---------- INPUT MATERIAL ----------

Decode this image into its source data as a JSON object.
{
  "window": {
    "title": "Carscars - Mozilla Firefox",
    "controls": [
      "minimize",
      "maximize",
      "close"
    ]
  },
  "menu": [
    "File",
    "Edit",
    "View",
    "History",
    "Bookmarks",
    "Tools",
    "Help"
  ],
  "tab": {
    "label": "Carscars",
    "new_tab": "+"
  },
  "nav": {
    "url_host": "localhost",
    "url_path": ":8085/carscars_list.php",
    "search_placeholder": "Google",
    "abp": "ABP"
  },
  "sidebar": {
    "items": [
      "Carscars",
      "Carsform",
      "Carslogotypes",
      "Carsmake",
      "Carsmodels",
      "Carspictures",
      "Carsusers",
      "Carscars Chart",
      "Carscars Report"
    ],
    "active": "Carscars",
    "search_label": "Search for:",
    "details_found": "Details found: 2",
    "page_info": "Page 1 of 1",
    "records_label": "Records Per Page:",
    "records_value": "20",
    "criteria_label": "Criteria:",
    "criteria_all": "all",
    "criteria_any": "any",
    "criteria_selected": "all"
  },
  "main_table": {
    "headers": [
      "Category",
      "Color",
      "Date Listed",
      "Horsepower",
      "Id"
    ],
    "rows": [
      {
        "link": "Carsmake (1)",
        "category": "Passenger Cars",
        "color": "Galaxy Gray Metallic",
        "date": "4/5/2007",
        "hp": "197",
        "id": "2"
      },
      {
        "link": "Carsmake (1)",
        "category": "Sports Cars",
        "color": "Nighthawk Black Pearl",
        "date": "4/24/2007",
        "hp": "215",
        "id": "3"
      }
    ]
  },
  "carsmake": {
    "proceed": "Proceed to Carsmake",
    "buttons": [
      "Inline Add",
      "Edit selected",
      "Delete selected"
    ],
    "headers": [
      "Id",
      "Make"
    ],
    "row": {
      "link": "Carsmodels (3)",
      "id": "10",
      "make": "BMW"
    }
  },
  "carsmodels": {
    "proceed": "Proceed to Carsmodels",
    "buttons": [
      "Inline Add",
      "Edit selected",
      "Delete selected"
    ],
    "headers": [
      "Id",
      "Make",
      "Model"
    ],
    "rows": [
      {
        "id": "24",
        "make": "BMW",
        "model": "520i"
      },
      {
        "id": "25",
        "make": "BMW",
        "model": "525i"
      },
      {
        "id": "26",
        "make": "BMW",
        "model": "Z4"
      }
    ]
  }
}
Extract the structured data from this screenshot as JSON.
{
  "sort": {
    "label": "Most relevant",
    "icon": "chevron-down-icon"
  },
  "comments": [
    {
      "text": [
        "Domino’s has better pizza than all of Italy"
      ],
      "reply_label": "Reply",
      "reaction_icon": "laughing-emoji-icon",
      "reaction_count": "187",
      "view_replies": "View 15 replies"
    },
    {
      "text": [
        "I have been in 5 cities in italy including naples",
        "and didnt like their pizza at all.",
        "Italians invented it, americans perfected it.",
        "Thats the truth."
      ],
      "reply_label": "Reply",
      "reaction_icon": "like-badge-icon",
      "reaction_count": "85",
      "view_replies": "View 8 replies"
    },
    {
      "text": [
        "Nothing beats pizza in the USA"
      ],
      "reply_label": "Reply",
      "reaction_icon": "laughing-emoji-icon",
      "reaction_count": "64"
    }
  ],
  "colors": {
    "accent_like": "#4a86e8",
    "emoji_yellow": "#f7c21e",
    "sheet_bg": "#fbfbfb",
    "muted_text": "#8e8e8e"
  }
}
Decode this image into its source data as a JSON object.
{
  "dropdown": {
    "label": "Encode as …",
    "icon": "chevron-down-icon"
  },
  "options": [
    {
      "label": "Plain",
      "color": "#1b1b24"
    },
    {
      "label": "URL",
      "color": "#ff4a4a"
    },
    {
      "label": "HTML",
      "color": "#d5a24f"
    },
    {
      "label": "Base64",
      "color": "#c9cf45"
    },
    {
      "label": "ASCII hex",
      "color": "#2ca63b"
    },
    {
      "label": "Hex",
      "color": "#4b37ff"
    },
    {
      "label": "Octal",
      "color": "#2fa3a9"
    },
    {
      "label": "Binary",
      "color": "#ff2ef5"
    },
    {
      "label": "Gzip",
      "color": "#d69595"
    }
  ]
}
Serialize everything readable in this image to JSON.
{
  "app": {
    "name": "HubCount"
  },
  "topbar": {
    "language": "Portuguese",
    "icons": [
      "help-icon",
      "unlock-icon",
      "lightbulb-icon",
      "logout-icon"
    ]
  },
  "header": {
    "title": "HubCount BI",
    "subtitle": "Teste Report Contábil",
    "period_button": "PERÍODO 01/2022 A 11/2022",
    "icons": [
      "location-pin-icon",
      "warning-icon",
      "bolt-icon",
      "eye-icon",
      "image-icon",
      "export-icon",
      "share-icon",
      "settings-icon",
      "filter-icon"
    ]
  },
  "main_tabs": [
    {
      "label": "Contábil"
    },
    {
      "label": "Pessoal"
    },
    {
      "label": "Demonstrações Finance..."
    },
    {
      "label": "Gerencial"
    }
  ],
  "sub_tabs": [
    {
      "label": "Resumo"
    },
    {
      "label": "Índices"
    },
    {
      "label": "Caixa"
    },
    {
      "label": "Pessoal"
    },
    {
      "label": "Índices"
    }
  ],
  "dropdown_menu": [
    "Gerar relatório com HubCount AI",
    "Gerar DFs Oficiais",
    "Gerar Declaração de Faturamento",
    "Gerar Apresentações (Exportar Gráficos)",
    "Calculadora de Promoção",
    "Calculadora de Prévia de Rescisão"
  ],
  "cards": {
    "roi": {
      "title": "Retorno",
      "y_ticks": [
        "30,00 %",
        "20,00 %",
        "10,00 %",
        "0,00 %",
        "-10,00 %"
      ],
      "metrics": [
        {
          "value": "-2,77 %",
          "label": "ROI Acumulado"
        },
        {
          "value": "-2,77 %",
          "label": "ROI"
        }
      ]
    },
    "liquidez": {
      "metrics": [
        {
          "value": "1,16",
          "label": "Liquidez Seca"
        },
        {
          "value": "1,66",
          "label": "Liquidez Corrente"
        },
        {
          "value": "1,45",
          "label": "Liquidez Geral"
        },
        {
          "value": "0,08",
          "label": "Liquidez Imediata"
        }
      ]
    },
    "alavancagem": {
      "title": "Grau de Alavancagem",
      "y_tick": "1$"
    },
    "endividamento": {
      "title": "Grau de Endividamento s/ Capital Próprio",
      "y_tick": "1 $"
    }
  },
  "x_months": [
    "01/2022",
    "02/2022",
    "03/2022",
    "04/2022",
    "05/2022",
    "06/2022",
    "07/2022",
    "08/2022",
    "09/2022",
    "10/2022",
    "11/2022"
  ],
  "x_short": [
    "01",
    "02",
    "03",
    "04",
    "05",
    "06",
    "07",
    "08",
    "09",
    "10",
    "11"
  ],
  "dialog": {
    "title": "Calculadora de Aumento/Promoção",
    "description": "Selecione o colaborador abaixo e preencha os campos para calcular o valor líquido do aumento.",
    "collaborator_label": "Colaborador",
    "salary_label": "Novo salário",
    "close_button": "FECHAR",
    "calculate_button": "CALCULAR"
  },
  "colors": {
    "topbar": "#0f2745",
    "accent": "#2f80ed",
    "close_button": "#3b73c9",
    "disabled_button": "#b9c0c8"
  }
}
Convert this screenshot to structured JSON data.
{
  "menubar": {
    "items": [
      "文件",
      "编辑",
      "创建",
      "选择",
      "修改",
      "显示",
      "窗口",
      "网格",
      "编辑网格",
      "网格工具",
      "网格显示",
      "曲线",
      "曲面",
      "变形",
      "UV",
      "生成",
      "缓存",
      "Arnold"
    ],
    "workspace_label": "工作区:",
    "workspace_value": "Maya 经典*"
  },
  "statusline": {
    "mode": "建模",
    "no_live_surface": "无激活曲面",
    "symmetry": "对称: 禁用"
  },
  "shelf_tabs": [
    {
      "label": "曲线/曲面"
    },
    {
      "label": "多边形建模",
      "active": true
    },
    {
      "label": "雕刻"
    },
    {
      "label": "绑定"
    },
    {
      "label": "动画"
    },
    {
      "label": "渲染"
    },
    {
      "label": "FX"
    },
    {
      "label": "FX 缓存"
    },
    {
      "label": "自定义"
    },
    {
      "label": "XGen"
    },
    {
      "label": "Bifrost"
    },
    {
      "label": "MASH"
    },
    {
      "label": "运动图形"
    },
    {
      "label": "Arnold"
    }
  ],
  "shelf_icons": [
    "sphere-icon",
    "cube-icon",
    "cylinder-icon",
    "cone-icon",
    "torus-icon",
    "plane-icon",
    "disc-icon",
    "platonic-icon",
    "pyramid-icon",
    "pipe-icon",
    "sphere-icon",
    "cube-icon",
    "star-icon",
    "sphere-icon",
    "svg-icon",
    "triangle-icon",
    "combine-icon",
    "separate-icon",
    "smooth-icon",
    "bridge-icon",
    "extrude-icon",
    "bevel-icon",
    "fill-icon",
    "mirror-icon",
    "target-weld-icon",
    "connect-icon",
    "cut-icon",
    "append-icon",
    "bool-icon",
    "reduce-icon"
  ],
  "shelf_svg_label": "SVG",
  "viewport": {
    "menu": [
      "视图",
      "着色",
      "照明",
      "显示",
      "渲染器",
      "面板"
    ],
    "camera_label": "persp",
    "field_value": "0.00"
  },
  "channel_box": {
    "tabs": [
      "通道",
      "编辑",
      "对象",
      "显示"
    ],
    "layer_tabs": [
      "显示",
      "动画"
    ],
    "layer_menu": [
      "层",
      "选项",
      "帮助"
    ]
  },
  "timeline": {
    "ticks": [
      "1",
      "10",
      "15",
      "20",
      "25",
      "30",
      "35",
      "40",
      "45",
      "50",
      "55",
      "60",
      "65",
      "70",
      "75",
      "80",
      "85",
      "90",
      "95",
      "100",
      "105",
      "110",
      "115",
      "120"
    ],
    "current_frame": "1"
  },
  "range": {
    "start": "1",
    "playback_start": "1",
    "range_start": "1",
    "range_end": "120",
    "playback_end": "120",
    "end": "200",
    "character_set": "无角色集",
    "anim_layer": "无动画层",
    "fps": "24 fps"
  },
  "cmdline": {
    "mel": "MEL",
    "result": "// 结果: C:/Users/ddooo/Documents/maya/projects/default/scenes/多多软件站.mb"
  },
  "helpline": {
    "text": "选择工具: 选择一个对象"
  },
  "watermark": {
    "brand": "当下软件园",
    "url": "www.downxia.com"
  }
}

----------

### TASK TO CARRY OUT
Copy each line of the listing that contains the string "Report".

### RESULT OF THE EXERCISE
      "Carscars Report"
    "subtitle": "Teste Report Contábil",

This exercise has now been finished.